The award for most magically decorated eggs has to go to the Ukrainians and their pysanky eggs. Pysanky eggs are decorated by applying melted beeswax to a hollow eggshell. The layering of intricately applied melted wax and dying can take hours per egg.
Before Christianity came to the Slavic peoples, Ukrainians decorated their eggs for the sun god Dazhboh. Eggs symbolizing life, fertility, and the rebirth of spring were potent magical items used to protect homes, as well as to confer protective spells and blessings on people.
Ukrainians living in the Carpathian Mountains told a story about how the fate of the world depended on pysanky eggs:

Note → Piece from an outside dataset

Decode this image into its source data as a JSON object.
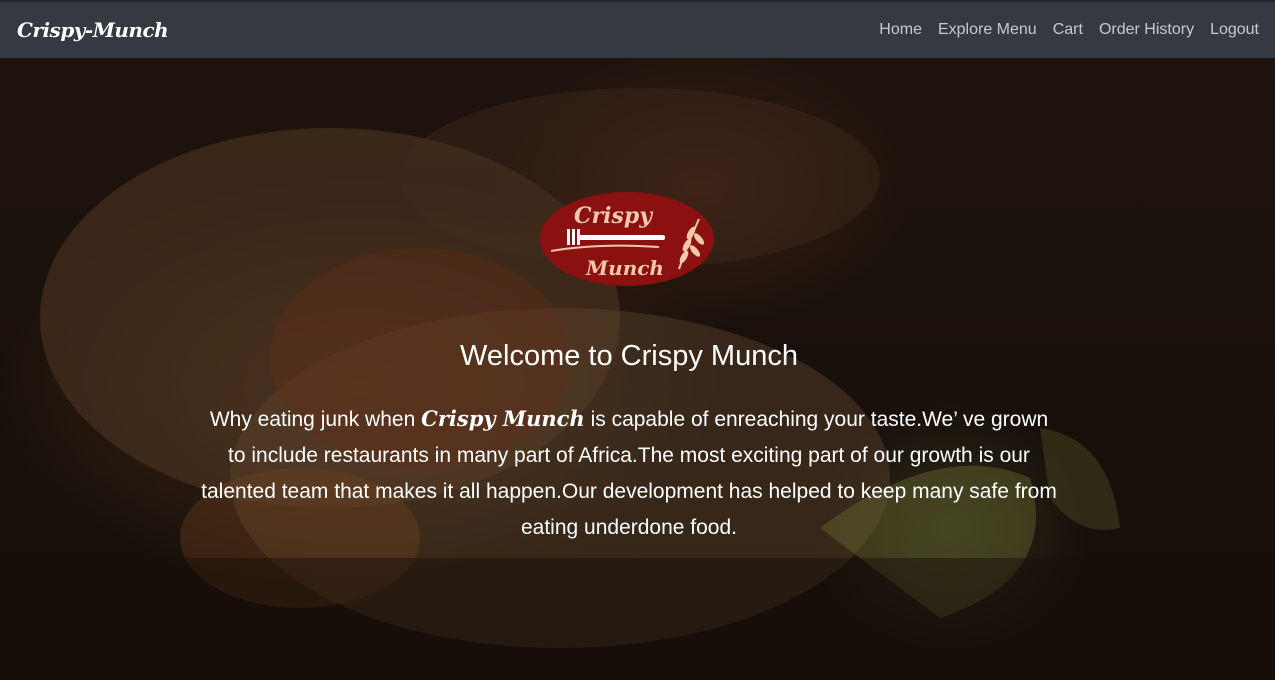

Chained to a cliff in the mountains is an ancient serpent. If loosed, it will devour the world. Each year, minions of the serpent venture out into the world and count the pysanky being made. If the number of pysanky has decreased, the serpent will break its chains, but if the number has increased, the serpent’s chains are tightened and the people will survive for another year.
If you want to add pysanky and keep the serpent chained, you will need eggs, wax, and a special tool called a kistka.
Specific motifs and colors on pysanky have different uses. Some protect homes from disasters, lightning, or fire. Pysanky written with a spiral motif are for trapping demons. Wave designs symbolize water and ensure a good crop. The goddess motif promises fertility.
The laborious and highly detailed act of making the pysanky egg, created with secret methods passed down from mother to daughter, is a powerful example of creating the sacred. Pysanky artists imbue their eggs with magic, originally for their indigenous gods and then for the Christian God and the miracle of resurrection. It is a tradition that stretches back over 1000 years and is still practiced wherever Ukrainian people live.